| WORK INSTRUCTION |
Below are records; state how many of their lines hold the word "circle", and give only the figure.

| Data about app and page elements |
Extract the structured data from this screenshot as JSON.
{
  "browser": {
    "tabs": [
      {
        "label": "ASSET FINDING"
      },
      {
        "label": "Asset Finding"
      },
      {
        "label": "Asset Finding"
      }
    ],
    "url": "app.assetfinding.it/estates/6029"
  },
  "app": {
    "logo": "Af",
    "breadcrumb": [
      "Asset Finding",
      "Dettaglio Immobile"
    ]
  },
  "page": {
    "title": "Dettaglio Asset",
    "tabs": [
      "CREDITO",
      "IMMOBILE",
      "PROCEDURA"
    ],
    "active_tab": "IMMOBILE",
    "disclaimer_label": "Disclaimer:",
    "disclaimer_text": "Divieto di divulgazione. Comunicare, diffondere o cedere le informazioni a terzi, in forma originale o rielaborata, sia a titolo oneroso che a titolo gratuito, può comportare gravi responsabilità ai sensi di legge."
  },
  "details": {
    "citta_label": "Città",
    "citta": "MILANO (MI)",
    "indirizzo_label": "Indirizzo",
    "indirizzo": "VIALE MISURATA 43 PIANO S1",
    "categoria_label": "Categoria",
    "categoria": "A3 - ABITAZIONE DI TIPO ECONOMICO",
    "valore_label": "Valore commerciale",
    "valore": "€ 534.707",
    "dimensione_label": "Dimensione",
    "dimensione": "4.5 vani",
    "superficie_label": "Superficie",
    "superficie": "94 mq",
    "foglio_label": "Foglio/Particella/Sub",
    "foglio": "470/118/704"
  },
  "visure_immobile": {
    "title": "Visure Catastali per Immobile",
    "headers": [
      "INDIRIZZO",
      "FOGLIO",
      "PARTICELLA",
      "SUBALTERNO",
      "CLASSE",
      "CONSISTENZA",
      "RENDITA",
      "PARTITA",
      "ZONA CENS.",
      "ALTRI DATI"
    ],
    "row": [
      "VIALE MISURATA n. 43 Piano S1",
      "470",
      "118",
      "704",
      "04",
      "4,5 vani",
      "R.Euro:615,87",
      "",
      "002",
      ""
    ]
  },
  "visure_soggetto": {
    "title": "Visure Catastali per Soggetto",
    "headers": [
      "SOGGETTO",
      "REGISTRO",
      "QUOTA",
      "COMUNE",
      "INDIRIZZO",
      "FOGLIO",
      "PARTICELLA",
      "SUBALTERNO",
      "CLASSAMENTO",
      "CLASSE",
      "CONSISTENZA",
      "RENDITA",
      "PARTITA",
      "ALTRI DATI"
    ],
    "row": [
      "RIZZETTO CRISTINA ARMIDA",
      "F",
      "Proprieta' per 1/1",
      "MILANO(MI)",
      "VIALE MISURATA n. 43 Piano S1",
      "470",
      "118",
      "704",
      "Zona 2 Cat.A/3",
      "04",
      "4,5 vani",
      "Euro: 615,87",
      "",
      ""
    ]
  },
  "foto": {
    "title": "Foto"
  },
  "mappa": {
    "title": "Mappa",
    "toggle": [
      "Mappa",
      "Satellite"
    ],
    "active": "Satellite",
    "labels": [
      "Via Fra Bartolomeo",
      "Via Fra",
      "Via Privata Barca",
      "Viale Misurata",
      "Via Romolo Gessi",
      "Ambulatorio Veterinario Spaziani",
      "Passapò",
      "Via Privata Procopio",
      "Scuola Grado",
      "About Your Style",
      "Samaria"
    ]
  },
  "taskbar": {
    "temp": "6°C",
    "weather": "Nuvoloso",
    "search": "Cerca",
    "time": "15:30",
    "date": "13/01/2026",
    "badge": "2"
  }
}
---
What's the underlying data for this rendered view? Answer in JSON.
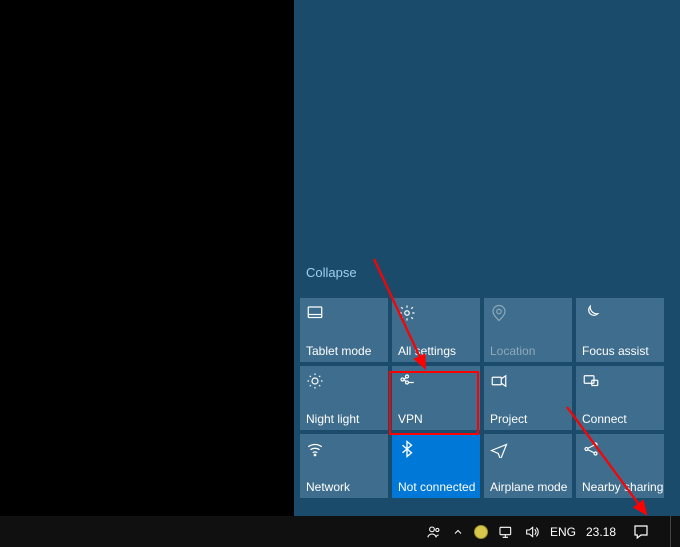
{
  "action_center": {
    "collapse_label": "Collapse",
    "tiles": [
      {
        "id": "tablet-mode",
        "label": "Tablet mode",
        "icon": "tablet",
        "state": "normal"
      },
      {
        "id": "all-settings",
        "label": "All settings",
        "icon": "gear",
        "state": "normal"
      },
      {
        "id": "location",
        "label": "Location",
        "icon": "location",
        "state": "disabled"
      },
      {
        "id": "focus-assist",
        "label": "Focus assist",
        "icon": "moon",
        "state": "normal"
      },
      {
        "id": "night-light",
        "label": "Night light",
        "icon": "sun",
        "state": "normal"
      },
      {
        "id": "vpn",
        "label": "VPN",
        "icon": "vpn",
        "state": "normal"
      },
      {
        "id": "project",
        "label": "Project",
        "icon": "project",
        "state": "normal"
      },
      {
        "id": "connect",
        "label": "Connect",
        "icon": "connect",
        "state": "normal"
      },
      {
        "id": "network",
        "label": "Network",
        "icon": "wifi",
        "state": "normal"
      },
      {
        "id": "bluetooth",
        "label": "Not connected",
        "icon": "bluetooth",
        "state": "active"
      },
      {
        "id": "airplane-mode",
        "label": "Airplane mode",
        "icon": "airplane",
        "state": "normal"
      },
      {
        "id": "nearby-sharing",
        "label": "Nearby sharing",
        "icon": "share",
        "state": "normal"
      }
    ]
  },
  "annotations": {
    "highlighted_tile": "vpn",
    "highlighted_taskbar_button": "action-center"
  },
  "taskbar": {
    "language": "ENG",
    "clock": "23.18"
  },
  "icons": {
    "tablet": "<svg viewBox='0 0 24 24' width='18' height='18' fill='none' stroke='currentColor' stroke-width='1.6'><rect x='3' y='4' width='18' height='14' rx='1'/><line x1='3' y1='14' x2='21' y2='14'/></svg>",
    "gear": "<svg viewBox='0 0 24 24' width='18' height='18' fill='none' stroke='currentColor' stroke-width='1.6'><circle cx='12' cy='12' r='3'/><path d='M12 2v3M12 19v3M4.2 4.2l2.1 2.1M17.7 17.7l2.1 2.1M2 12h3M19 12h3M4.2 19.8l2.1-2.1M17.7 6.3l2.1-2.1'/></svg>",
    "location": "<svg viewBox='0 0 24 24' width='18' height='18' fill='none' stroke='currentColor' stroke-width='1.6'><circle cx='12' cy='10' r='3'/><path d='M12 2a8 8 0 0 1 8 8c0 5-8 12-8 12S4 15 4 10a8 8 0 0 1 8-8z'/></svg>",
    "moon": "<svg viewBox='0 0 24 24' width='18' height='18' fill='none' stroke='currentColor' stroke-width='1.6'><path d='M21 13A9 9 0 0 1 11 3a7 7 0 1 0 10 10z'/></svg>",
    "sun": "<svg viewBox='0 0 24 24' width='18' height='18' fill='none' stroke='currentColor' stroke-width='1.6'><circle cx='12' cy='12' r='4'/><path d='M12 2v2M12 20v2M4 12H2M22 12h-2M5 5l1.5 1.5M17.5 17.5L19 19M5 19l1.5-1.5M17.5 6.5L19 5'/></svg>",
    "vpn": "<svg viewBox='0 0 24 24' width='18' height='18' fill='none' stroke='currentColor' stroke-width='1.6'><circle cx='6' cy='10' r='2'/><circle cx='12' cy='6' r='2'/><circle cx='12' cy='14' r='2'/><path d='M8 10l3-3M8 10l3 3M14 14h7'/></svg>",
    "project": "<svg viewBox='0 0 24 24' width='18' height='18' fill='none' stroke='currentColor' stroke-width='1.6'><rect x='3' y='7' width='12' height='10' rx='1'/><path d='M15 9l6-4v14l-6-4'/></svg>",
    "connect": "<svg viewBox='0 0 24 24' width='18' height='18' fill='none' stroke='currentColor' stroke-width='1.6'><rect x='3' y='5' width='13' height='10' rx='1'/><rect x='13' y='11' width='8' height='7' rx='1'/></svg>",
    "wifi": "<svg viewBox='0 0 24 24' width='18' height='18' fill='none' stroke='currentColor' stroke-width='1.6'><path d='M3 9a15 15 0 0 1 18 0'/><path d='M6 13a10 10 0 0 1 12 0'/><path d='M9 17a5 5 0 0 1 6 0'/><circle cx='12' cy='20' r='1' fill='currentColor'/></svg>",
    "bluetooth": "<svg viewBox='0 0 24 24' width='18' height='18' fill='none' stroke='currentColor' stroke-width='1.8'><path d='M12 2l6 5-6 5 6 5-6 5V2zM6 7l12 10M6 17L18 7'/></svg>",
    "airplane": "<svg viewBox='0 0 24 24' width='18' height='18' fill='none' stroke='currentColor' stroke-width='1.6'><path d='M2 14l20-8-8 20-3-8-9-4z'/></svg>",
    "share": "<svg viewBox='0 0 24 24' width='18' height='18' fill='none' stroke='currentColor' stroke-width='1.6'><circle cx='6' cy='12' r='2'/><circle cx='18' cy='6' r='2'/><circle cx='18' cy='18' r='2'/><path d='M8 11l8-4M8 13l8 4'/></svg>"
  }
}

| RESPONSE |
6